Interface dataset entries
-=-=-

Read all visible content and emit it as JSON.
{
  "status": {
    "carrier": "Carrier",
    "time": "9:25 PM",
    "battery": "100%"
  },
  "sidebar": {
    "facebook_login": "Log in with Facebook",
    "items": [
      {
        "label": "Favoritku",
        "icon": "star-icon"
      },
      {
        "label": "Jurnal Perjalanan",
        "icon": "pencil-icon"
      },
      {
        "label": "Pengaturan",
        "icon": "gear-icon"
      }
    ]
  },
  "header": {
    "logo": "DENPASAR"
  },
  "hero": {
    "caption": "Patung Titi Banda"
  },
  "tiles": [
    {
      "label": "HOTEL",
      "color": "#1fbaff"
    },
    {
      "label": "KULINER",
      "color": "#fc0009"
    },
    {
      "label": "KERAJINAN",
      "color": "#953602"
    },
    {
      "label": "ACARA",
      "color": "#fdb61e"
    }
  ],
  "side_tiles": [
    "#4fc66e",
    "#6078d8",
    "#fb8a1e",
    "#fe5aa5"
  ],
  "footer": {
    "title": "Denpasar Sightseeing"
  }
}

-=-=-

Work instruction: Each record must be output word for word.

Solved exercise:
Read all visible content and emit it as JSON.
{
  "status": {
    "carrier": "Carrier",
    "time": "9:25 PM",
    "battery": "100%"
  },
  "sidebar": {
    "facebook_login": "Log in with Facebook",
    "items": [
      {
        "label": "Favoritku",
        "icon": "star-icon"
      },
      {
        "label": "Jurnal Perjalanan",
        "icon": "pencil-icon"
      },
      {
        "label": "Pengaturan",
        "icon": "gear-icon"
      }
    ]
  },
  "header": {
    "logo": "DENPASAR"
  },
  "hero": {
    "caption": "Patung Titi Banda"
  },
  "tiles": [
    {
      "label": "HOTEL",
      "color": "#1fbaff"
    },
    {
      "label": "KULINER",
      "color": "#fc0009"
    },
    {
      "label": "KERAJINAN",
      "color": "#953602"
    },
    {
      "label": "ACARA",
      "color": "#fdb61e"
    }
  ],
  "side_tiles": [
    "#4fc66e",
    "#6078d8",
    "#fb8a1e",
    "#fe5aa5"
  ],
  "footer": {
    "title": "Denpasar Sightseeing"
  }
}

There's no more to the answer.